Records to process ->
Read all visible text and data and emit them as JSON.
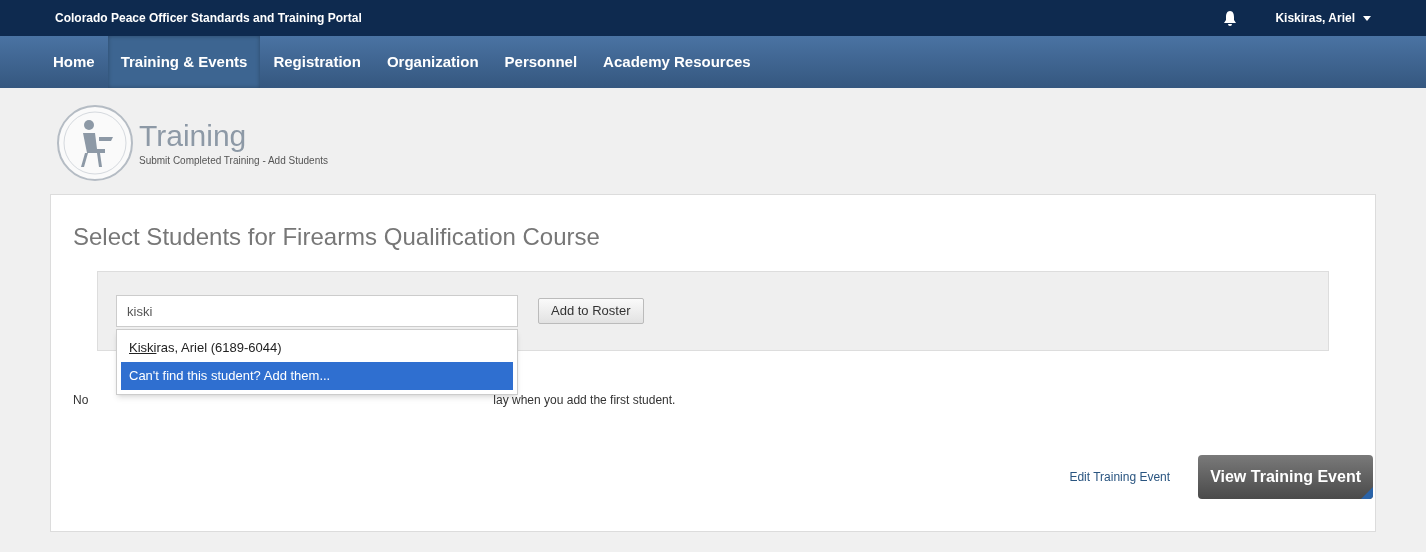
{
  "top_bar": {
    "title": "Colorado Peace Officer Standards and Training Portal",
    "user": "Kiskiras, Ariel"
  },
  "nav": [
    {
      "label": "Home",
      "selected": false
    },
    {
      "label": "Training & Events",
      "selected": true
    },
    {
      "label": "Registration",
      "selected": false
    },
    {
      "label": "Organization",
      "selected": false
    },
    {
      "label": "Personnel",
      "selected": false
    },
    {
      "label": "Academy Resources",
      "selected": false
    }
  ],
  "header": {
    "title": "Training",
    "subtitle": "Submit Completed Training - Add Students"
  },
  "card": {
    "title": "Select Students for Firearms Qualification Course",
    "search": {
      "value": "kiski"
    },
    "add_button": "Add to Roster",
    "suggestions": [
      {
        "kind": "match",
        "match": "Kiski",
        "rest": "ras, Ariel (6189-6044)",
        "selected": false
      },
      {
        "kind": "action",
        "rest": "Can't find this student? Add them...",
        "selected": true
      }
    ],
    "notice_start": "No",
    "notice_end": "lay when you add the first student.",
    "edit_link": "Edit Training Event",
    "view_button": "View Training Event"
  }
}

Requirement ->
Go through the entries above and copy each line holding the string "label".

Answer to the exercise ->
      "label": "Home",
      "label": "Training & Events",
      "label": "Registration",
      "label": "Organization",
      "label": "Personnel",
      "label": "Academy Resources",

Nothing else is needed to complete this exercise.